§ Data listing
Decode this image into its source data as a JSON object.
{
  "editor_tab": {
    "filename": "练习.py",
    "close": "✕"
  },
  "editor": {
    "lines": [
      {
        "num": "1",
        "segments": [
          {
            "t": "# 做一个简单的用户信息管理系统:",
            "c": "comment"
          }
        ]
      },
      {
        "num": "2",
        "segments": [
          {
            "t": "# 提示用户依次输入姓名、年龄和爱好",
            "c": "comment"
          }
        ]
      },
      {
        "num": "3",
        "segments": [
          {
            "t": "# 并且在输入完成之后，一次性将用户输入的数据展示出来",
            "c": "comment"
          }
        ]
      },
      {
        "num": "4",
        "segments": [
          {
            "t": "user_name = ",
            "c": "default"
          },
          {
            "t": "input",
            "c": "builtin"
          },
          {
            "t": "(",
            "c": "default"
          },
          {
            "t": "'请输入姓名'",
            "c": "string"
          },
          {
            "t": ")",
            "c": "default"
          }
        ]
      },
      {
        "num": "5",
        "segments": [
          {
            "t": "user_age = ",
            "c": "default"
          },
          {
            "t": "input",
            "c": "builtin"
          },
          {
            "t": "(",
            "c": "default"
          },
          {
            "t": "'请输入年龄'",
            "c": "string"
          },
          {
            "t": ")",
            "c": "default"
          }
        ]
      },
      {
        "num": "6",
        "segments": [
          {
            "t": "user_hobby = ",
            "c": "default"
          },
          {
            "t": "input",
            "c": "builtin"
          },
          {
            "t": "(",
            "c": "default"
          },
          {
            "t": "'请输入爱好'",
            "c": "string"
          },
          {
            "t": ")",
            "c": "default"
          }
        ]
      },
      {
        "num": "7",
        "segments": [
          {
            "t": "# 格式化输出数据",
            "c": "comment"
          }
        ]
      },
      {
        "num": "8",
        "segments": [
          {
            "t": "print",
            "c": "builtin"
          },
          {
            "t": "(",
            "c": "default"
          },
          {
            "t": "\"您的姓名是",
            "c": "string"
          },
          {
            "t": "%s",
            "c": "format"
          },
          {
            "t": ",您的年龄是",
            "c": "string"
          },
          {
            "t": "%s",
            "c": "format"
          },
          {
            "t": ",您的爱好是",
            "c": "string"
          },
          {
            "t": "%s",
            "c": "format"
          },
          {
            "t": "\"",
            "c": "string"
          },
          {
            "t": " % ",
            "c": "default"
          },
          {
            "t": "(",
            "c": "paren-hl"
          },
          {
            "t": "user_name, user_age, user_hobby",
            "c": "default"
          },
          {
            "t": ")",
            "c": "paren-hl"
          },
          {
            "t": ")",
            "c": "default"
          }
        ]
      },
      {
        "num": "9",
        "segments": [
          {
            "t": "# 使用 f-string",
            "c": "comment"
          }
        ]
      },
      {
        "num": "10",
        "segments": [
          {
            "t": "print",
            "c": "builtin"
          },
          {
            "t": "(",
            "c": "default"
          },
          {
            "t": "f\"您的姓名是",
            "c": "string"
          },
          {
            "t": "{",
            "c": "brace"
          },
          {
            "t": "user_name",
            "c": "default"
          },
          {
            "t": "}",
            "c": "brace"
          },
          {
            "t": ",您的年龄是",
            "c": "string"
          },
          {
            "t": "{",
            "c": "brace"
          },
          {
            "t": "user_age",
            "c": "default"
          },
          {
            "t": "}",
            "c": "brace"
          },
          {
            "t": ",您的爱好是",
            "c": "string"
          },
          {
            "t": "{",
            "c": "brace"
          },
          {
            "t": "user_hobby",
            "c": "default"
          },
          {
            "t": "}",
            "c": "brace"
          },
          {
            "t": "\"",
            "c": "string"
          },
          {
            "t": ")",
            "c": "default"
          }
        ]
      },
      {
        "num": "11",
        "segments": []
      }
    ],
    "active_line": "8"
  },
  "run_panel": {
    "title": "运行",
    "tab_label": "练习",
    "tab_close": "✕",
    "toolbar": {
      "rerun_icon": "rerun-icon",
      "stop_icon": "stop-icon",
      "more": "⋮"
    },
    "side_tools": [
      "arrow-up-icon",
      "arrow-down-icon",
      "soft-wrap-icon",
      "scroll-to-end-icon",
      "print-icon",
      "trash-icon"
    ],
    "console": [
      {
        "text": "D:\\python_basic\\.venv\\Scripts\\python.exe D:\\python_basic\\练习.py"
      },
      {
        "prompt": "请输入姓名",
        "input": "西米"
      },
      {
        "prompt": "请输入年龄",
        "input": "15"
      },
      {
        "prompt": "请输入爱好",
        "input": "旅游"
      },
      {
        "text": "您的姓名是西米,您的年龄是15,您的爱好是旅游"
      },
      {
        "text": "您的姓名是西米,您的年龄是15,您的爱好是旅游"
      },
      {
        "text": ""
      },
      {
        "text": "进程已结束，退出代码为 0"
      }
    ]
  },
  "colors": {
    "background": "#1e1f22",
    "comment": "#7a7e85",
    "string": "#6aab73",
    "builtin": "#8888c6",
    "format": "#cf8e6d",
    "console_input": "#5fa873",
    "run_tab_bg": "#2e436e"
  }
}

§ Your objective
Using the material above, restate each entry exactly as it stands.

§ Solved exercise
Decode this image into its source data as a JSON object.
{
  "editor_tab": {
    "filename": "练习.py",
    "close": "✕"
  },
  "editor": {
    "lines": [
      {
        "num": "1",
        "segments": [
          {
            "t": "# 做一个简单的用户信息管理系统:",
            "c": "comment"
          }
        ]
      },
      {
        "num": "2",
        "segments": [
          {
            "t": "# 提示用户依次输入姓名、年龄和爱好",
            "c": "comment"
          }
        ]
      },
      {
        "num": "3",
        "segments": [
          {
            "t": "# 并且在输入完成之后，一次性将用户输入的数据展示出来",
            "c": "comment"
          }
        ]
      },
      {
        "num": "4",
        "segments": [
          {
            "t": "user_name = ",
            "c": "default"
          },
          {
            "t": "input",
            "c": "builtin"
          },
          {
            "t": "(",
            "c": "default"
          },
          {
            "t": "'请输入姓名'",
            "c": "string"
          },
          {
            "t": ")",
            "c": "default"
          }
        ]
      },
      {
        "num": "5",
        "segments": [
          {
            "t": "user_age = ",
            "c": "default"
          },
          {
            "t": "input",
            "c": "builtin"
          },
          {
            "t": "(",
            "c": "default"
          },
          {
            "t": "'请输入年龄'",
            "c": "string"
          },
          {
            "t": ")",
            "c": "default"
          }
        ]
      },
      {
        "num": "6",
        "segments": [
          {
            "t": "user_hobby = ",
            "c": "default"
          },
          {
            "t": "input",
            "c": "builtin"
          },
          {
            "t": "(",
            "c": "default"
          },
          {
            "t": "'请输入爱好'",
            "c": "string"
          },
          {
            "t": ")",
            "c": "default"
          }
        ]
      },
      {
        "num": "7",
        "segments": [
          {
            "t": "# 格式化输出数据",
            "c": "comment"
          }
        ]
      },
      {
        "num": "8",
        "segments": [
          {
            "t": "print",
            "c": "builtin"
          },
          {
            "t": "(",
            "c": "default"
          },
          {
            "t": "\"您的姓名是",
            "c": "string"
          },
          {
            "t": "%s",
            "c": "format"
          },
          {
            "t": ",您的年龄是",
            "c": "string"
          },
          {
            "t": "%s",
            "c": "format"
          },
          {
            "t": ",您的爱好是",
            "c": "string"
          },
          {
            "t": "%s",
            "c": "format"
          },
          {
            "t": "\"",
            "c": "string"
          },
          {
            "t": " % ",
            "c": "default"
          },
          {
            "t": "(",
            "c": "paren-hl"
          },
          {
            "t": "user_name, user_age, user_hobby",
            "c": "default"
          },
          {
            "t": ")",
            "c": "paren-hl"
          },
          {
            "t": ")",
            "c": "default"
          }
        ]
      },
      {
        "num": "9",
        "segments": [
          {
            "t": "# 使用 f-string",
            "c": "comment"
          }
        ]
      },
      {
        "num": "10",
        "segments": [
          {
            "t": "print",
            "c": "builtin"
          },
          {
            "t": "(",
            "c": "default"
          },
          {
            "t": "f\"您的姓名是",
            "c": "string"
          },
          {
            "t": "{",
            "c": "brace"
          },
          {
            "t": "user_name",
            "c": "default"
          },
          {
            "t": "}",
            "c": "brace"
          },
          {
            "t": ",您的年龄是",
            "c": "string"
          },
          {
            "t": "{",
            "c": "brace"
          },
          {
            "t": "user_age",
            "c": "default"
          },
          {
            "t": "}",
            "c": "brace"
          },
          {
            "t": ",您的爱好是",
            "c": "string"
          },
          {
            "t": "{",
            "c": "brace"
          },
          {
            "t": "user_hobby",
            "c": "default"
          },
          {
            "t": "}",
            "c": "brace"
          },
          {
            "t": "\"",
            "c": "string"
          },
          {
            "t": ")",
            "c": "default"
          }
        ]
      },
      {
        "num": "11",
        "segments": []
      }
    ],
    "active_line": "8"
  },
  "run_panel": {
    "title": "运行",
    "tab_label": "练习",
    "tab_close": "✕",
    "toolbar": {
      "rerun_icon": "rerun-icon",
      "stop_icon": "stop-icon",
      "more": "⋮"
    },
    "side_tools": [
      "arrow-up-icon",
      "arrow-down-icon",
      "soft-wrap-icon",
      "scroll-to-end-icon",
      "print-icon",
      "trash-icon"
    ],
    "console": [
      {
        "text": "D:\\python_basic\\.venv\\Scripts\\python.exe D:\\python_basic\\练习.py"
      },
      {
        "prompt": "请输入姓名",
        "input": "西米"
      },
      {
        "prompt": "请输入年龄",
        "input": "15"
      },
      {
        "prompt": "请输入爱好",
        "input": "旅游"
      },
      {
        "text": "您的姓名是西米,您的年龄是15,您的爱好是旅游"
      },
      {
        "text": "您的姓名是西米,您的年龄是15,您的爱好是旅游"
      },
      {
        "text": ""
      },
      {
        "text": "进程已结束，退出代码为 0"
      }
    ]
  },
  "colors": {
    "background": "#1e1f22",
    "comment": "#7a7e85",
    "string": "#6aab73",
    "builtin": "#8888c6",
    "format": "#cf8e6d",
    "console_input": "#5fa873",
    "run_tab_bg": "#2e436e"
  }
}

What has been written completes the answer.